Services & Software

Digital ads entangle "Spider-Man"

The upcoming film places scenes in Times Square but digitally changes its billboard advertising, a transformation that has the building owners climbing the walls.

The owners of coveted billboard space in Times Square are trying to tangle the makers of the "Spider-Man" movie in their own web of woes.

Alleging a litany of violations ranging from trespassing and piracy to deceptive trade practices, Sherwood 48 Associates and Super Sign have sued Sony and other companies involved in making and distributing the upcoming "Spider-Man" movie for digitally superimposing advertisements for other companies over their billboard space in the film.

As computers make it easier to manipulate video images, the issue of who owns the space that appears on-screen is likely to heat up in a battle over digital advertising and product placement.

In its suit, Sherwood and Super Sign allege they've lost revenue because their Times Square billboard space becomes less desirable if the companies can't guarantee exclusive placement both on-screen and offscreen.

The suit, which spends three pages describing the importance of Times Square--calling it a "one-of-a-kind advertising venue"--says teasers for the "Spider-Man" movie, set to be released in May, do not depict the area accurately. They say existing billboards are digitally altered in trailers and commercials for the film to show ads for companies such as USA Today and Cingular Wireless when Samsung and NBC should appear.

"Sherwood has not authorized defendants or anyone to distort the appearance" of the area, alleges the suit, filed Monday in New York federal court.

A representative for Cingular could not be immediately reached for comment. The wireless carrier has a marketing deal with Sony tied to the film that includes sweepstakes, service and phone promotions, and Spider-Man-themed ring tones and accessories. It was unclear whether the deal included placement in the film for Cingular.

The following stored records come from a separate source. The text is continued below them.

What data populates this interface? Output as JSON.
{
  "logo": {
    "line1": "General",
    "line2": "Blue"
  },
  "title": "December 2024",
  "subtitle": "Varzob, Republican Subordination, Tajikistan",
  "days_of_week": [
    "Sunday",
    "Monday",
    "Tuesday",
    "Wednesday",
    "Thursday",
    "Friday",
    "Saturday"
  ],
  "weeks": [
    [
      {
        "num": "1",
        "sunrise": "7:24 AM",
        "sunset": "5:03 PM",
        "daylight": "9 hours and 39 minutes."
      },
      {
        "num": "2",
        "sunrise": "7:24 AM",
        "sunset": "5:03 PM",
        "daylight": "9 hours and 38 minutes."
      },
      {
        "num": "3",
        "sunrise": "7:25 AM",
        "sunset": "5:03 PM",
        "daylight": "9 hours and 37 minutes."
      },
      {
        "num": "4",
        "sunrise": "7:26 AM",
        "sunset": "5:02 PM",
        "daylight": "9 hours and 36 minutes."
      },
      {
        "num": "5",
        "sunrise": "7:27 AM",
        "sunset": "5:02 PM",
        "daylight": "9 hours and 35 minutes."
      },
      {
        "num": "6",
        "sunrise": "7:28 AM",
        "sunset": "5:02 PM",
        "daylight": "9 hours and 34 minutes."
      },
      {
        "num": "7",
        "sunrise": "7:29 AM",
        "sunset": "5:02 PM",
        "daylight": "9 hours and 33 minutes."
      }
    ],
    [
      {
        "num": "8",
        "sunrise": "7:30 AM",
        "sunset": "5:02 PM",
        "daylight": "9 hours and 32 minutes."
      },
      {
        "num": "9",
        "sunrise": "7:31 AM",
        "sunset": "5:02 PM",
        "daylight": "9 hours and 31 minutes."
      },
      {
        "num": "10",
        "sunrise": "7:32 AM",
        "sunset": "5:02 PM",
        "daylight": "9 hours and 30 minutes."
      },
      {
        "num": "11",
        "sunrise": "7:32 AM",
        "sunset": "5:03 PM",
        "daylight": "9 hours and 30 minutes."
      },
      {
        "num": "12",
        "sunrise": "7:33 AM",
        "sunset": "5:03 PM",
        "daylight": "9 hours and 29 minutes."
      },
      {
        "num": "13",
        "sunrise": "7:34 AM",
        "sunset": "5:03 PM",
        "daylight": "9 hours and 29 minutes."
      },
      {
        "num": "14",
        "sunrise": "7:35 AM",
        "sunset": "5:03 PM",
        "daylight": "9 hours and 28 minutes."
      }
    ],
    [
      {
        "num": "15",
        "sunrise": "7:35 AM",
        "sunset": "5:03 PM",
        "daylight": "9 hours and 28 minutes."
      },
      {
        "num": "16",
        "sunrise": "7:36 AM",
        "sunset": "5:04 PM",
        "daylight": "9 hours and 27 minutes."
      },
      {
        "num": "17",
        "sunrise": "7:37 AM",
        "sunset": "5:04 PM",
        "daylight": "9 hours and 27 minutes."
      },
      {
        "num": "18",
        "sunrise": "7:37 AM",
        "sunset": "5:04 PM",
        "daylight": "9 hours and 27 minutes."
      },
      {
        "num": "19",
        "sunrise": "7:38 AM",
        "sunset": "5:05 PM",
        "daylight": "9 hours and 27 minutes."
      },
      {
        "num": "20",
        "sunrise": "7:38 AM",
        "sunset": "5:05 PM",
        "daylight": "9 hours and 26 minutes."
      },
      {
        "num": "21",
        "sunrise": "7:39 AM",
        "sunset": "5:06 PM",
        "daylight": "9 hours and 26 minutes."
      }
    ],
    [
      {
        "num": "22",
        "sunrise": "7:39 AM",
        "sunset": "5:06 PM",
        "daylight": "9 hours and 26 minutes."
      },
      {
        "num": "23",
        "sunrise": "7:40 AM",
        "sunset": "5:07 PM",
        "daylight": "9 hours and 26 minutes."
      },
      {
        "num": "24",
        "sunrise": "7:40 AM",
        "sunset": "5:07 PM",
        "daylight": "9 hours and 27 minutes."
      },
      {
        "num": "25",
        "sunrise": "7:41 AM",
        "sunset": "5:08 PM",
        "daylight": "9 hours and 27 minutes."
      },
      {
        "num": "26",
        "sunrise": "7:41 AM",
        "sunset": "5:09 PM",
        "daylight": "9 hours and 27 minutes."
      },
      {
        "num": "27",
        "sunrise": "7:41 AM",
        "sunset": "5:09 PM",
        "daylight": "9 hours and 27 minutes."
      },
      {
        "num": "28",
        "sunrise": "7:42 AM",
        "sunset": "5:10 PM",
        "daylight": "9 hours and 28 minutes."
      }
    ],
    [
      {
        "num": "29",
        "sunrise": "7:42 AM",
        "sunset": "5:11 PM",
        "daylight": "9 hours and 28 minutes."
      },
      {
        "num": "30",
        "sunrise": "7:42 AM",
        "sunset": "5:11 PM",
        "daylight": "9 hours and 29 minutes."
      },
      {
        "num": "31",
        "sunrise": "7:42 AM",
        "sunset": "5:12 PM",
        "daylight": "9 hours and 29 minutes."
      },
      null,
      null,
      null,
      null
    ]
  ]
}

A representative for USA Today said the newspaper did not pay for the placement. Sony declined to comment on the suit.

If the suit goes forward, a judge will likely decide whether makers of a movie about a fictional character have the right to place him in fictional surroundings as well.

Gwendolyn Mariano contributed to this report.